  198. Wang, X.; Du, Y.; Fan, L.; Liu, H.; Hu, Y. Chitosan- metal complexes as antimicrobial agent: Synthesis, characterization and Structure-activity study. Polym. Bull. 2005, 55, 105–113. [Google Scholar] [CrossRef]
Figure 1. Some seaweeds producing phenolic compounds: (A)—Ascophyllum nodosum (P); (B)—Bifurcaria bifurcata (P); (C)—Fucus vesiculosus (P); (D)—Leathesia marina (P); (E)—Lobophora variegata (P); (F)—Macrocystis pyrifera (P); (G)—Asparagopsis armata (R); (H)—Chondrus crispus (R); (I)—Gracilaria sp. (R); (J)—Kappaphycus alvarezii (R); (K)—Neopyropia sp. (R); (L)—Palmaria palmata (R); (M)—Dasycladus vermicularis (Chl); (N)—Derbesia tenuissima (Chl); (O)—Ulva intestinalis (Chl); P—Phaeophyceae, R—Rhodophyta; Chl—Chlorophyta.
Figure 1. Some seaweeds producing phenolic compounds: (A)—Ascophyllum nodosum (P); (B)—Bifurcaria bifurcata (P); (C)—Fucus vesiculosus (P); (D)—Leathesia marina (P); (E)—Lobophora variegata (P); (F)—Macrocystis pyrifera (P); (G)—Asparagopsis armata (R); (H)—Chondrus crispus (R); (I)—Gracilaria sp. (R); (J)—Kappaphycus alvarezii (R); (K)—Neopyropia sp. (R); (L)—Palmaria palmata (R); (M)—Dasycladus vermicularis (Chl); (N)—Derbesia tenuissima (Chl); (O)—Ulva intestinalis (Chl); P—Phaeophyceae, R—Rhodophyta; Chl—Chlorophyta.
Marinedrugs 19 00245 g001
Publisher’s Note: MDPI stays neutral with regard to jurisdictional claims in published maps and institutional affiliations.

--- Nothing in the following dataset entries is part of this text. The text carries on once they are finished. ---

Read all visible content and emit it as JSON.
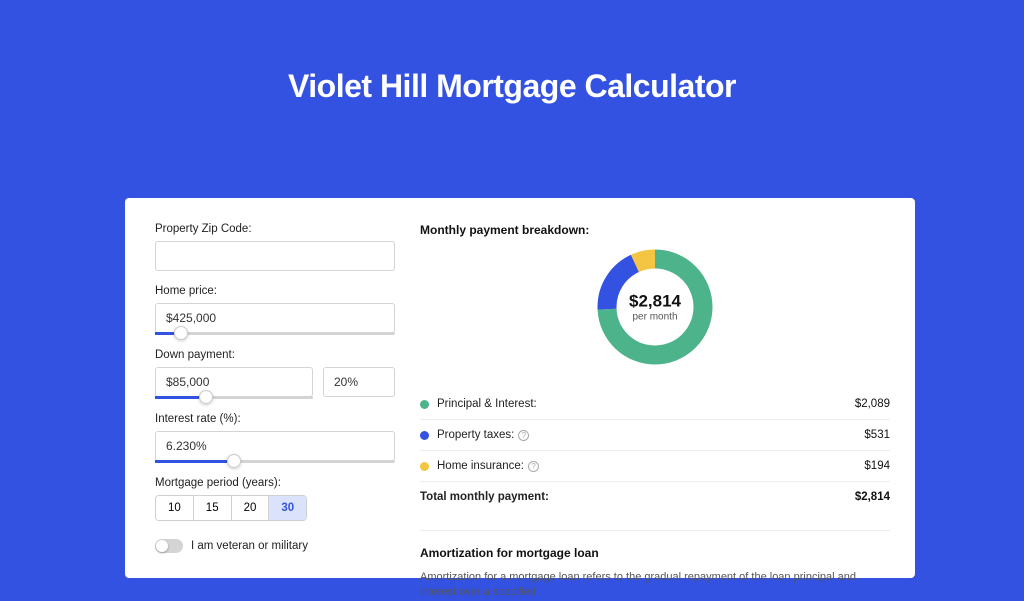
{
  "page": {
    "title": "Violet Hill Mortgage Calculator"
  },
  "form": {
    "zip": {
      "label": "Property Zip Code:",
      "value": ""
    },
    "price": {
      "label": "Home price:",
      "value": "$425,000",
      "slider_pct": 8
    },
    "down": {
      "label": "Down payment:",
      "amount": "$85,000",
      "pct": "20%",
      "slider_pct": 20
    },
    "rate": {
      "label": "Interest rate (%):",
      "value": "6.230%",
      "slider_pct": 30
    },
    "period": {
      "label": "Mortgage period (years):",
      "options": [
        "10",
        "15",
        "20",
        "30"
      ],
      "active": "30"
    },
    "veteran": {
      "label": "I am veteran or military"
    }
  },
  "breakdown": {
    "title": "Monthly payment breakdown:",
    "center_amount": "$2,814",
    "center_sub": "per month",
    "rows": [
      {
        "color": "#4db38a",
        "label": "Principal & Interest:",
        "value": "$2,089",
        "help": false
      },
      {
        "color": "#3452e1",
        "label": "Property taxes:",
        "value": "$531",
        "help": true
      },
      {
        "color": "#f4c542",
        "label": "Home insurance:",
        "value": "$194",
        "help": true
      }
    ],
    "total": {
      "label": "Total monthly payment:",
      "value": "$2,814"
    }
  },
  "amort": {
    "title": "Amortization for mortgage loan",
    "text": "Amortization for a mortgage loan refers to the gradual repayment of the loan principal and interest over a specified"
  },
  "chart_data": {
    "type": "pie",
    "title": "Monthly payment breakdown",
    "series": [
      {
        "name": "Principal & Interest",
        "value": 2089,
        "color": "#4db38a"
      },
      {
        "name": "Property taxes",
        "value": 531,
        "color": "#3452e1"
      },
      {
        "name": "Home insurance",
        "value": 194,
        "color": "#f4c542"
      }
    ],
    "total": 2814,
    "center_label": "$2,814 per month"
  }
}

Share and Cite

MDPI and ACS Style

Lomartire, S.; Cotas, J.; Pacheco, D.; Marques, J.C.; Pereira, L.; Gonçalves, A.M.M. Environmental Impact on Seaweed Phenolic Production and Activity: An Important Step for Compound Exploitation. Mar. Drugs 2021, 19, 245.

AMA Style

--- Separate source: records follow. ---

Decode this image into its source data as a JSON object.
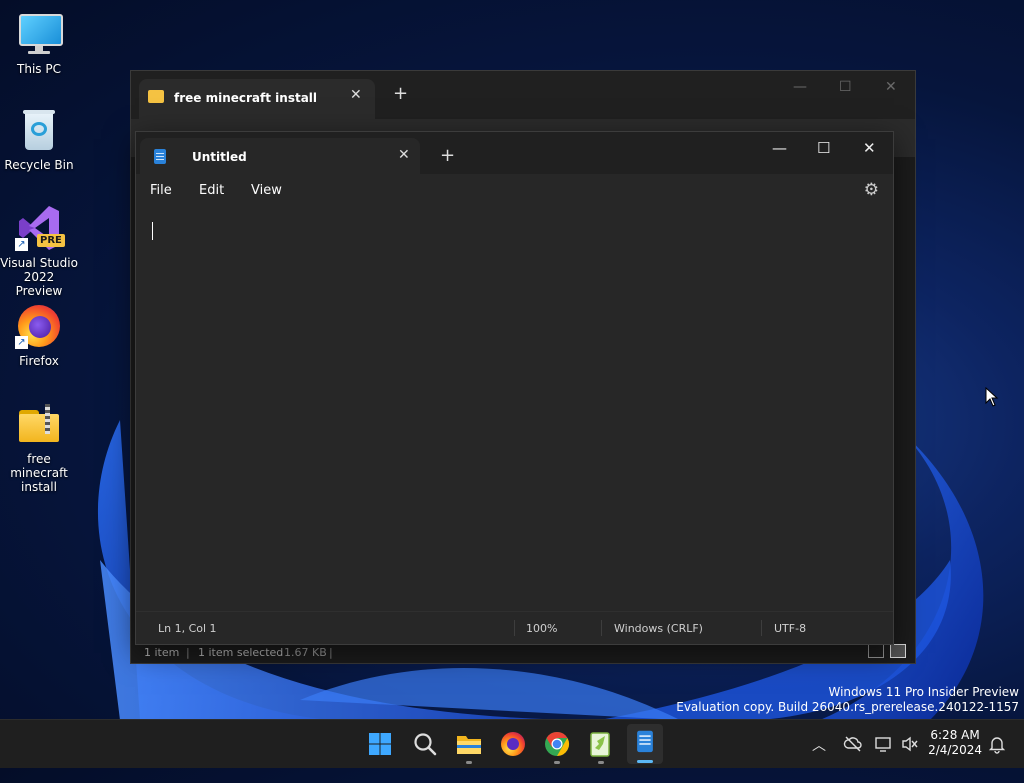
{
  "desktop": {
    "icons": [
      {
        "label": "This PC",
        "icon": "monitor-icon"
      },
      {
        "label": "Recycle Bin",
        "icon": "recycle-bin-icon"
      },
      {
        "label": "Visual Studio 2022 Preview",
        "badge": "PRE",
        "icon": "visual-studio-icon"
      },
      {
        "label": "Firefox",
        "icon": "firefox-icon"
      },
      {
        "label": "free minecraft install",
        "icon": "zip-folder-icon"
      }
    ]
  },
  "explorer": {
    "tab_title": "free minecraft install",
    "status": {
      "items": "1 item",
      "selected": "1 item selected",
      "size": "1.67 KB"
    }
  },
  "notepad": {
    "tab_title": "Untitled",
    "menu": [
      "File",
      "Edit",
      "View"
    ],
    "status": {
      "position": "Ln 1, Col 1",
      "zoom": "100%",
      "line_ending": "Windows (CRLF)",
      "encoding": "UTF-8"
    }
  },
  "watermark": {
    "line1": "Windows 11 Pro Insider Preview",
    "line2": "Evaluation copy. Build 26040.rs_prerelease.240122-1157"
  },
  "taskbar": {
    "apps": [
      "start-icon",
      "search-icon",
      "file-explorer-icon",
      "firefox-icon",
      "chrome-icon",
      "notepad-plus-plus-icon",
      "notepad-icon"
    ],
    "clock": {
      "time": "6:28 AM",
      "date": "2/4/2024"
    }
  },
  "colors": {
    "accent": "#5cb8f5",
    "folder": "#f5c242"
  }
}
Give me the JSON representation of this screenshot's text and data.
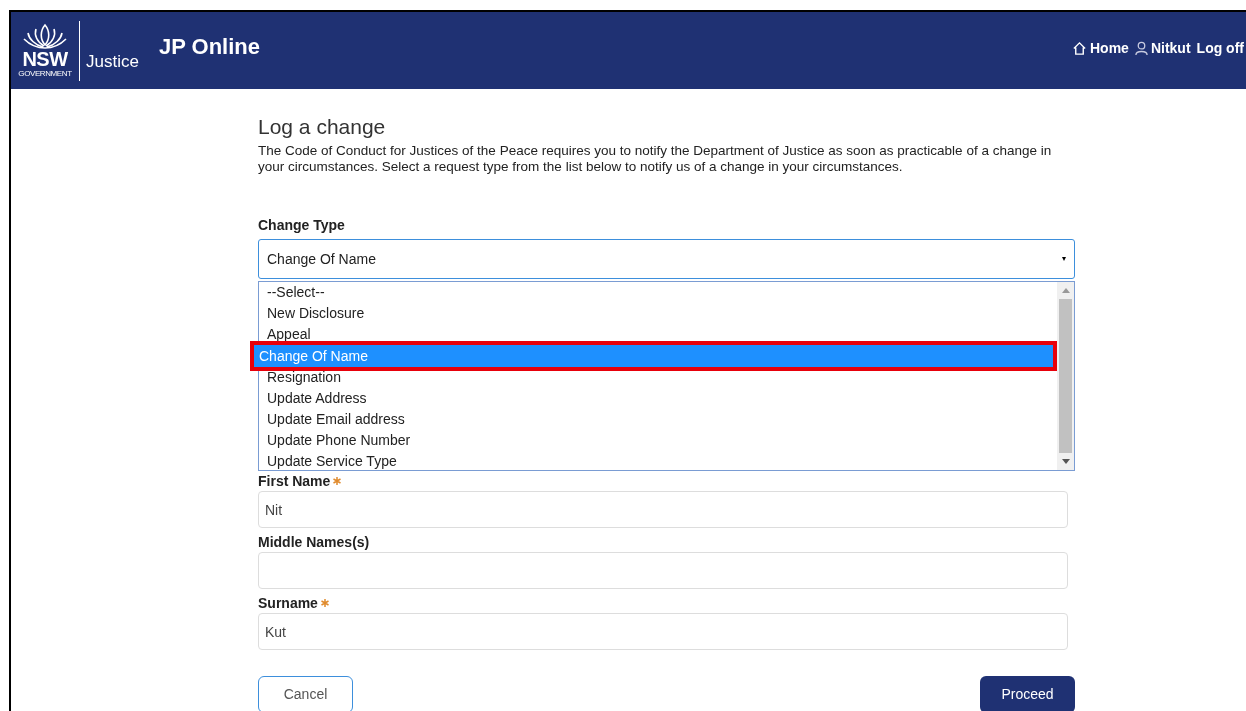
{
  "header": {
    "logo": {
      "line1": "NSW",
      "line2": "GOVERNMENT",
      "department": "Justice"
    },
    "title": "JP Online",
    "nav": [
      {
        "kind": "home",
        "label": "Home"
      },
      {
        "kind": "user",
        "label": "Nitkut"
      },
      {
        "kind": "plain",
        "label": "Log off"
      }
    ]
  },
  "page": {
    "heading": "Log a change",
    "intro": "The Code of Conduct for Justices of the Peace requires you to notify the Department of Justice as soon as practicable of a change in your circumstances. Select a request type from the list below to notify us of a change in your circumstances."
  },
  "change_type": {
    "label": "Change Type",
    "value": "Change Of Name",
    "expanded": true,
    "options": [
      {
        "label": "--Select--",
        "selected": false
      },
      {
        "label": "New Disclosure",
        "selected": false
      },
      {
        "label": "Appeal",
        "selected": false
      },
      {
        "label": "Change Of Name",
        "selected": true
      },
      {
        "label": "Resignation",
        "selected": false
      },
      {
        "label": "Update Address",
        "selected": false
      },
      {
        "label": "Update Email address",
        "selected": false
      },
      {
        "label": "Update Phone Number",
        "selected": false
      },
      {
        "label": "Update Service Type",
        "selected": false
      }
    ]
  },
  "fields": [
    {
      "label": "First Name",
      "required": true,
      "value": "Nit"
    },
    {
      "label": "Middle Names(s)",
      "required": false
    },
    {
      "label": "Surname",
      "required": true,
      "value": "Kut"
    }
  ],
  "buttons": [
    {
      "kind": "secondary",
      "label": "Cancel"
    },
    {
      "kind": "primary",
      "label": "Proceed"
    }
  ]
}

Lomartire S, Cotas J, Pacheco D, Marques JC, Pereira L, Gonçalves AMM. Environmental Impact on Seaweed Phenolic Production and Activity: An Important Step for Compound Exploitation. Marine Drugs. 2021; 19(5):245.

Chicago/Turabian Style

Lomartire, Silvia, João Cotas, Diana Pacheco, João Carlos Marques, Leonel Pereira, and Ana M. M. Gonçalves. 2021. "Environmental Impact on Seaweed Phenolic Production and Activity: An Important Step for Compound Exploitation" Marine Drugs 19, no. 5: 245.

Note that from the first issue of 2016, this journal uses article numbers instead of page numbers. See further details here.

Article Metrics

Back to TopTop